- [GIVEN DATA]:

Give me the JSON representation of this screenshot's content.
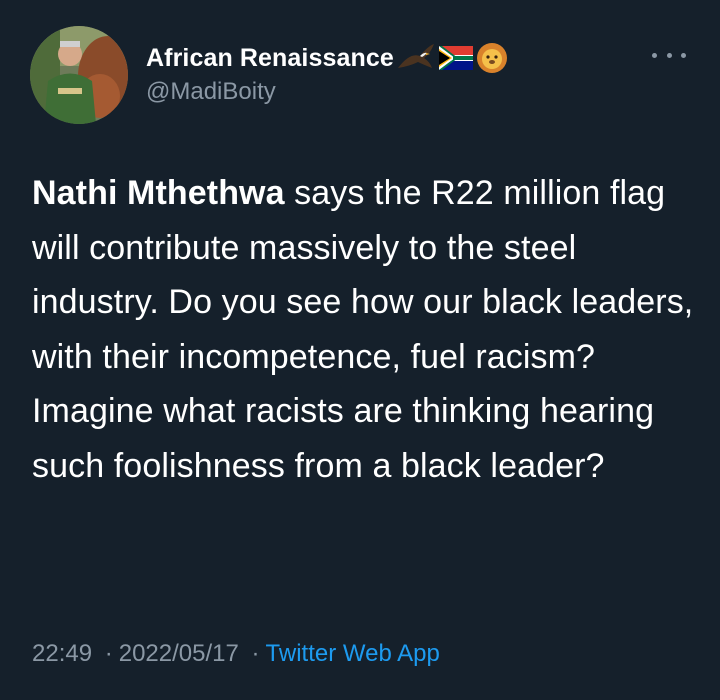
{
  "tweet": {
    "author": {
      "display_name": "African Renaissance",
      "name_emojis": [
        "eagle-emoji",
        "south-africa-flag-emoji",
        "lion-emoji"
      ],
      "handle": "@MadiBoity",
      "avatar": "profile-photo"
    },
    "more_icon": "more-horizontal-icon",
    "body": {
      "bold_name": "Nathi Mthethwa",
      "text": " says the R22 million flag will contribute massively to the steel industry. Do you see how our black leaders, with their incompetence, fuel racism? Imagine what racists are thinking hearing such foolishness from a black leader?"
    },
    "meta": {
      "time": "22:49",
      "separator": "·",
      "date": "2022/05/17",
      "source": "Twitter Web App"
    }
  },
  "colors": {
    "background": "#15202b",
    "text_primary": "#ffffff",
    "text_secondary": "#8b98a5",
    "link": "#1d9bf0"
  }
}
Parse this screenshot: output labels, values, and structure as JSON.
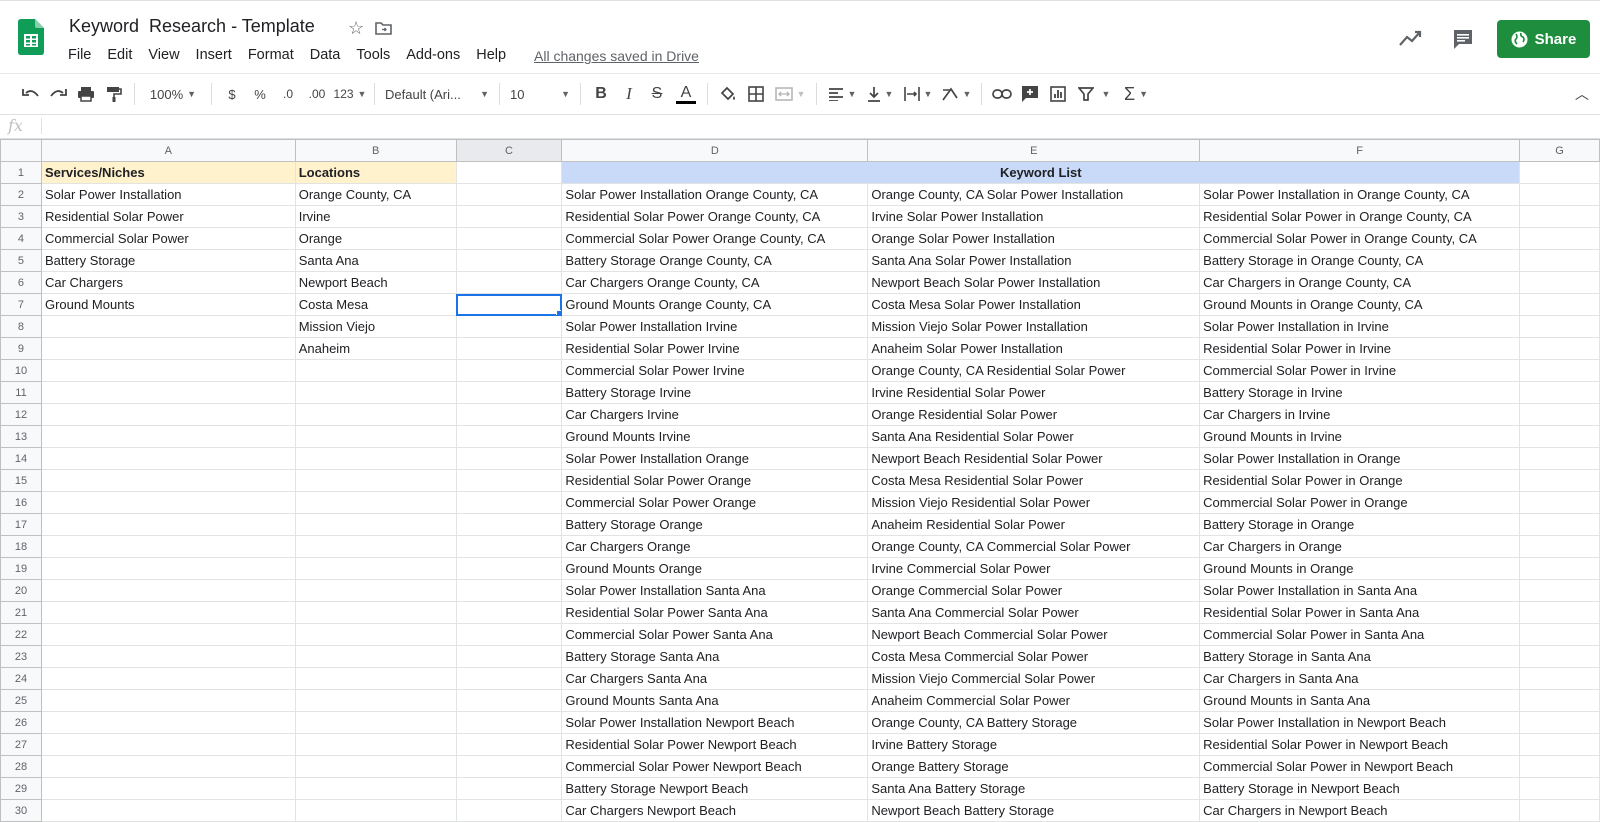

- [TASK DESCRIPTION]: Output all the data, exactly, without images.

- [EXERCISE RESPONSE]:
Give me the JSON representation of this screenshot's content.
{
  "tweet": {
    "author": {
      "display_name": "African Renaissance",
      "name_emojis": [
        "eagle-emoji",
        "south-africa-flag-emoji",
        "lion-emoji"
      ],
      "handle": "@MadiBoity",
      "avatar": "profile-photo"
    },
    "more_icon": "more-horizontal-icon",
    "body": {
      "bold_name": "Nathi Mthethwa",
      "text": " says the R22 million flag will contribute massively to the steel industry. Do you see how our black leaders, with their incompetence, fuel racism? Imagine what racists are thinking hearing such foolishness from a black leader?"
    },
    "meta": {
      "time": "22:49",
      "separator": "·",
      "date": "2022/05/17",
      "source": "Twitter Web App"
    }
  },
  "colors": {
    "background": "#15202b",
    "text_primary": "#ffffff",
    "text_secondary": "#8b98a5",
    "link": "#1d9bf0"
  }
}
Parse this screenshot: output labels, values, and structure as JSON.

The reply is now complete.